    He said: "We are pleased that we now have final approval from the European Commission for the Alternative Remedies Package. This allows us to resolve our final State Aid divestment obligation and brings welcome clarity for our customers and staff.

    "It also builds on the progress we have made already this year in resolving our major legacy issues through reaching a settlement with the Federal Housing Finance Agency, and resolving the 2008 Rights Issue litigation.

    "We remain committed to resolving our last remaining major legacy issue, the investigation into our historic US RMBS activities."

  14. FTSE 100 closes up

    FTSE 100 graph

    BAE Systems led the FTSE 100 higher after the defence giant received an order to supply Typhoon fighters to Qatar. The company's shares jumped 4%, helping the FTSE 100 climb 0.52% to close at 7,253 points.

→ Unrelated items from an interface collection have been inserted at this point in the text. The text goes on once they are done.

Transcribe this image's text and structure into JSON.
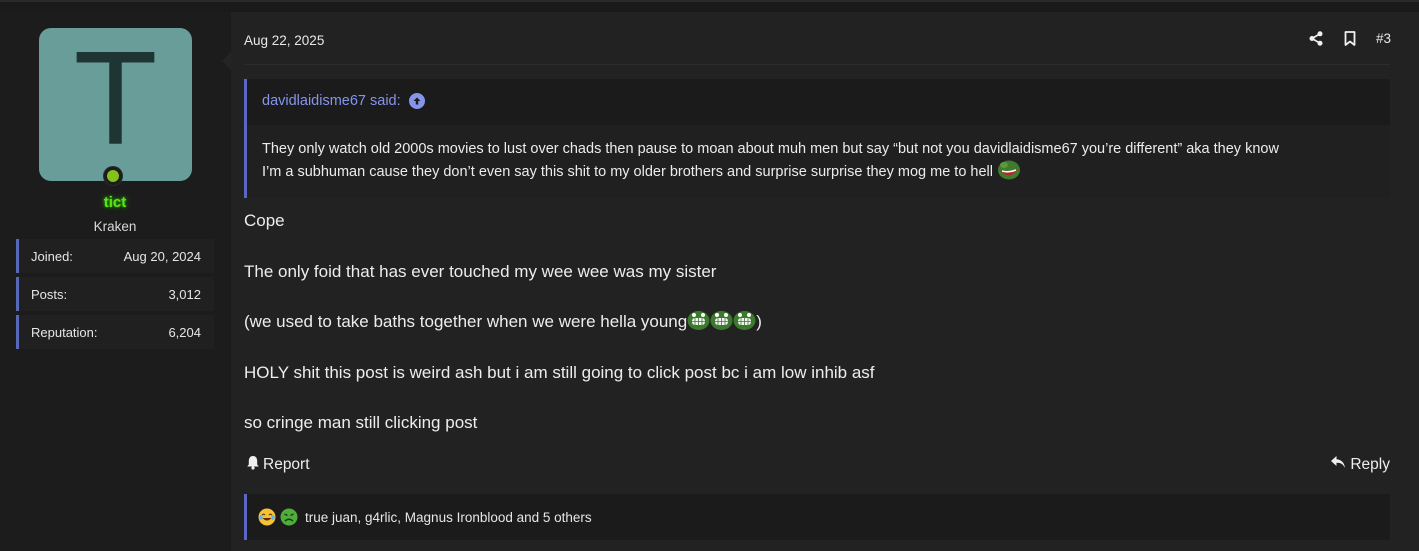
{
  "user": {
    "avatar_letter": "T",
    "username": "tict",
    "title": "Kraken",
    "stats": [
      {
        "label": "Joined:",
        "value": "Aug 20, 2024"
      },
      {
        "label": "Posts:",
        "value": "3,012"
      },
      {
        "label": "Reputation:",
        "value": "6,204"
      }
    ]
  },
  "post": {
    "date": "Aug 22, 2025",
    "number": "#3",
    "actions": {
      "share_icon": "share-icon",
      "bookmark_icon": "bookmark-icon"
    },
    "quote": {
      "author_said": "davidlaidisme67 said:",
      "line1": "They only watch old 2000s movies to lust over chads then pause to moan about muh men but say “but not you davidlaidisme67 you’re different” aka they know",
      "line2": "I’m a subhuman cause they don’t even say this shit to my older brothers and surprise surprise they mog me to hell"
    },
    "body": {
      "line1": "Cope",
      "line2": "The only foid that has ever touched my wee wee was my sister",
      "line3_text": "(we used to take baths together when we were hella young",
      "line3_close": ")",
      "line4": "HOLY shit this post is weird ash but i am still going to click post bc i am low inhib asf",
      "line5": "so cringe man still clicking post"
    },
    "report_label": "Report",
    "reply_label": "Reply",
    "reactions": {
      "names": "true juan, g4rlic, Magnus Ironblood and 5 others"
    }
  },
  "colors": {
    "accent": "#5a67c4",
    "link": "#8595ec",
    "username": "#5fe21a",
    "avatar_bg": "#689d99",
    "online": "#82c21b"
  }
}
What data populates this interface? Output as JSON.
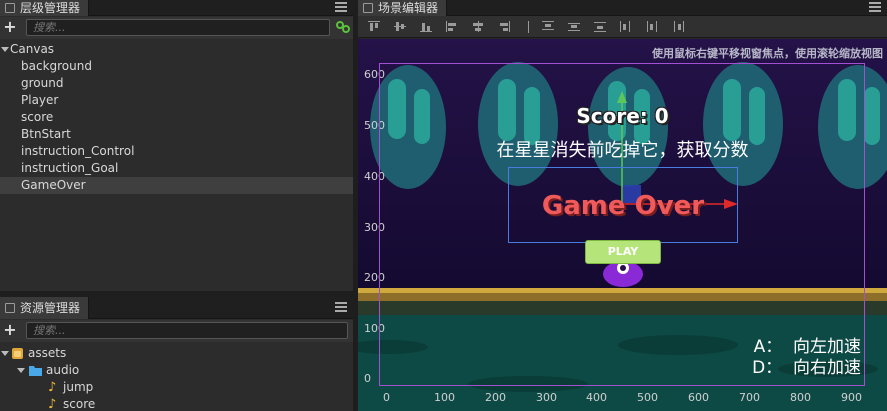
{
  "hierarchy": {
    "title": "层级管理器",
    "search_placeholder": "搜索...",
    "root": "Canvas",
    "children": [
      "background",
      "ground",
      "Player",
      "score",
      "BtnStart",
      "instruction_Control",
      "instruction_Goal",
      "GameOver"
    ],
    "selected": "GameOver"
  },
  "assets": {
    "title": "资源管理器",
    "search_placeholder": "搜索...",
    "root": "assets",
    "folder": "audio",
    "files": [
      "jump",
      "score"
    ]
  },
  "scene": {
    "title": "场景编辑器",
    "hint": "使用鼠标右键平移视窗焦点，使用滚轮缩放视图",
    "y_ticks": [
      "600",
      "500",
      "400",
      "300",
      "200",
      "100",
      "0"
    ],
    "x_ticks": [
      "0",
      "100",
      "200",
      "300",
      "400",
      "500",
      "600",
      "700",
      "800",
      "900"
    ],
    "score_text": "Score: 0",
    "instruction_goal": "在星星消失前吃掉它，获取分数",
    "game_over_text": "Game Over",
    "play_label": "PLAY",
    "control_line1": "A：  向左加速",
    "control_line2": "D：  向右加速"
  },
  "colors": {
    "sky": "#1b0d3a",
    "ground_stripe": "#c7a13a",
    "ground": "#0e4a45",
    "accent_purple": "#a24fd1",
    "selection_blue": "#4a7be0",
    "game_over": "#f05a5a",
    "play_button": "#b5e57a"
  }
}
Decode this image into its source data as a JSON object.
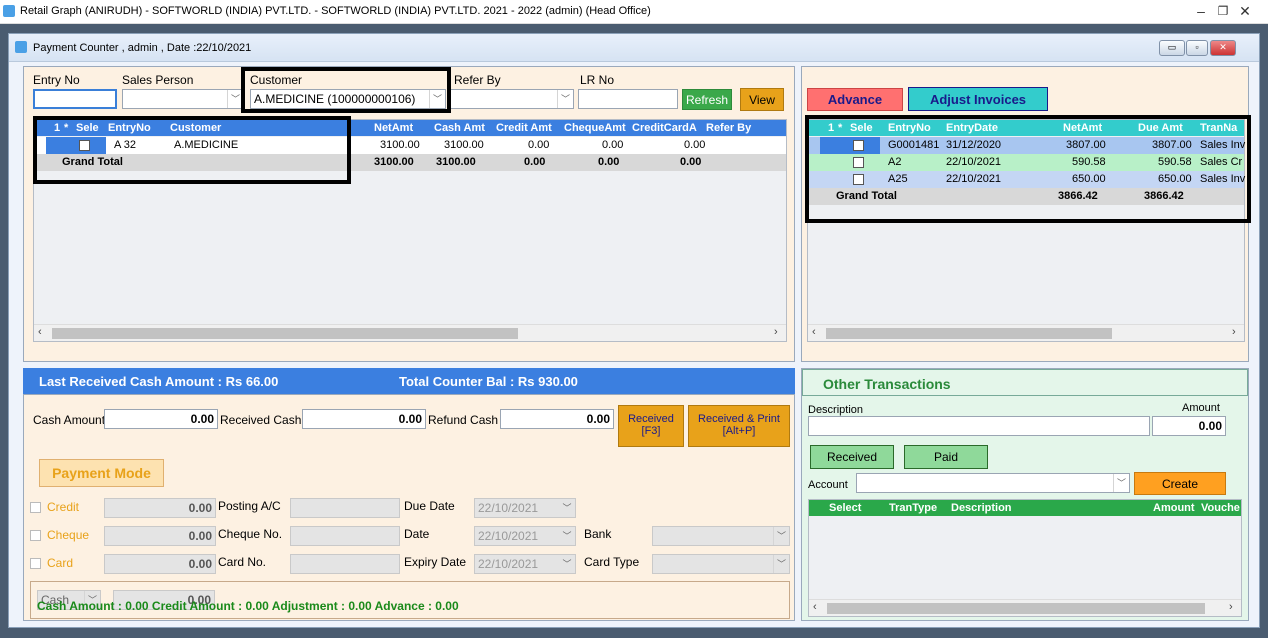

    Troubled doorstep lender Provident Financial, soon to be relegated to the FTSE 250, fell 5.8%.

    The FTSE 250 finished 0.31% up at 19,437.8.

  15. The least worst option

    More from the Ryanair press conference...

    For the airline's boss Michael O'Leary the decision to cancel flights was the least worst option. "I'd rather cancel 50 flights a day and have the rest run on time," he says, adding yet again that only 2% of Ryanair's customers will be affected.

  16. Rate rise gradual and limited - Carney

    Bank of England governor at the IMF

    Mark Carney

    Sterling fell more than half a percent after Mark Carney's speech in Washington. Although the Bank of England governor gave a strong signal that the time for a rise in UK interest rates was approaching, he underlined that any hikes would be limited and gradual.

    He said in his speech at the International Monetary Fund: "As the (Monetary Policy) Committee stated last week, if the economy continues to follow a path consistent with the prospect of a continued erosion of slack and a gradual rise in underlying inflationary pressure then, with the further lessening in the trade-off that this would imply, some withdrawal of monetary stimulus is likely to be appropriate over the coming months in order to return inflation sustainably to target."

    Carney added: "Any prospective increases in Bank rate would be expected to be at a gradual pace and to a limited extent, and to be consistent with monetary policy continuing to provide substantial support to the economy."

  17. O'Leary won't resign

    Ryanair's Michael O'Leary is his usual combative self, telling the press conference in Dublin that those pilots who have left his airline to join long haul carriers will soon discover that the "grass isn't necessarily greener". He expects many of them to ask to return.

    O'Leary certainly won't be leaving, telling a journalist that he has no plans to resign. Also, despite being Ryanai'r largest shareholder, he doesn't give a "rat's arse" about the damage to the share price.

    The episode has done reputational damage, he accepts, but he again points out that 98% of the airline's passengers will not be affected.

  18. Ryanair's mess

    Michael O'Leary

    Ryanair boss Michael O'Leary is holding a press conference in Dublin to explain the flight cancellations that have left customers in limbo.

    He apologised to those affected, but pointed out that there were millions of customers whose travel plans remain as-was.

    "We want to put our hands up when we make a mess," he says. "We clearly messed up in the rostering department... It's my mess and I have to clear it up."

    But he said some 18-20 million customers' travel plans remain unaffected. Only 2% of Ryanair's flights would be hit, he insisted.